Exercising under stress could double your risk of a heart attack, according to new research published in the journal Circulation. The study, by McMaster University in Canada, involved 12,461 cardiac arrest patients from 52 countries with an average age of 58.
The participants each completed a questionnaire on the events leading up to their first heart attack. The researchers found a link between emotional turmoil and physical exertion and a higher risk of heart attack, which remained when other risk factors such as smoking and high blood pressure were taken into account.
The researchers also discovered that those who were emotionally upset while taking part in strenuous physical activity were over three times more likely to have a heart attack.
Dr. Andrew Smyth, the study’s lead author, said:‘[Emotional and physical factors] can raise blood pressure and heart rate, changing the flow of blood through blood vessels and reducing blood supply to the heart. This is particularly important in blood vessels already narrowed by plaque, which could block the flow of blood leading to a heart attack.’
‘Regular physical activity has many health benefits, including the prevention of heart disease, so we want that to continue. However, we would recommend that a person who is angry or upset who wants to exercise to blow off steam not go beyond their normal routine to extremes of activity.’
This was a multi-centre case crossover study looking at the precipitating factors involved in heart attack. It observed 12461 patients, and tried to elucidate the precipitating activities and triggers that may have been involved in the eventuality of a first heart attack. The rationale was that >90% of MIs were attributable to exposure to 9 risk factors long term.
Prior studies suggested that physical activity, emotional upset and anger were related to precipitating the cardiac event. The study looked at patients in different countries to see whether the precipitating factors were similar across different geographical circumstances.
A standardised questionnaire and examination was performed by study participants, whereby subjects were asked questions such as ‘Were you engaged in heavy physical exertion?’ and ‘Were you angry or emotionally upset?’ in the 1 hour before symptoms commenced. Control participants were asked the same questions pertaining to the last 24 hours. Socioeconomic data was also collected, as was anthropometric data and a medical history.
Ultimately, the results suggested that anger or emotional upset was reported by 14.4% of participants during the case period and 9.9% during the control period.
However, I have reservations about the nature and design of the study – the participants who had cardiac events also acted as their own controls in the crossover, and this could be subject to recall bias. In addition, while stress and exertion may well precipitate a cardiac event, the study sought to find whether these factors existed and consequently, the study could not be argued as being equipoise. It is similar to me asking a question in General Practice while nodding my head. I am guilty of this from time to time; subliminally, I am looking for a particular answer as opposed to asking the patient openly what happened on the preceding day.
It also looks specifically at hospitalised heart attacks, and therefore may select against the other presentations that could occur.
Lastly, it could also be argued: ‘So what?’. Cardiac events invariably could have a precipitant.

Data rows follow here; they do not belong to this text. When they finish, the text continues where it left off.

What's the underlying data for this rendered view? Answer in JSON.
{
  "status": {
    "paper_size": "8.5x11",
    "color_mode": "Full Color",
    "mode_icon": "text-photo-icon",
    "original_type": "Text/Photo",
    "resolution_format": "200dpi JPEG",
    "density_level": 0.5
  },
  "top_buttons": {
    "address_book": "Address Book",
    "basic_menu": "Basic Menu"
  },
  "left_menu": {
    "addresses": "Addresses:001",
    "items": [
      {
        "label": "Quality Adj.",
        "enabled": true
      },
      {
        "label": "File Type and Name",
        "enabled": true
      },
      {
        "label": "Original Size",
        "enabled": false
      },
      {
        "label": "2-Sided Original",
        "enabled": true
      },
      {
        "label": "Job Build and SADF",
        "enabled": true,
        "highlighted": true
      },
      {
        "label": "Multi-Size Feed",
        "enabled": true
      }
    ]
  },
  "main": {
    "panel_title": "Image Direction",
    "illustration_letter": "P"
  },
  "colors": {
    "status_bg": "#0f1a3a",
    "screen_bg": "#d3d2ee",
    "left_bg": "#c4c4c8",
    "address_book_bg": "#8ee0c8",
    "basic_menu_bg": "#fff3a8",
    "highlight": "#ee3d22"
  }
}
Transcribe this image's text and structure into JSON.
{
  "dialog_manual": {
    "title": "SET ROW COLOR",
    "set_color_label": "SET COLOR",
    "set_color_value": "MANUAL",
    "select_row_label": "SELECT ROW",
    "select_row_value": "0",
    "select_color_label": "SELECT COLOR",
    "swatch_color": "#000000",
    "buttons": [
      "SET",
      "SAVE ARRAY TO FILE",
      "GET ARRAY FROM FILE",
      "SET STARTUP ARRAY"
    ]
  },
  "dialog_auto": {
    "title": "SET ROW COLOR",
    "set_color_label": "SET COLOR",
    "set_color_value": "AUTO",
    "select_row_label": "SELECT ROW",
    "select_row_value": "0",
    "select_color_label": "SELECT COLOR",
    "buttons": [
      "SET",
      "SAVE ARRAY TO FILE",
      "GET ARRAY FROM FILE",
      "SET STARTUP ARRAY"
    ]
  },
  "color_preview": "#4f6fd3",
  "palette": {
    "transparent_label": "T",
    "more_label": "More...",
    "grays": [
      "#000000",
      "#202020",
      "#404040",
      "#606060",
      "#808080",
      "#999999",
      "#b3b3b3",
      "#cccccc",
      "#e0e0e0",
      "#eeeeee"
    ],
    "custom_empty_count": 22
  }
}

They also could not; what the goal in the research is is questionable. Do we avoid stress, emotional upset or anger to stop having heart attacks? I feel this is part of life; and a daily occurrence, unless we happen to live in a monastery.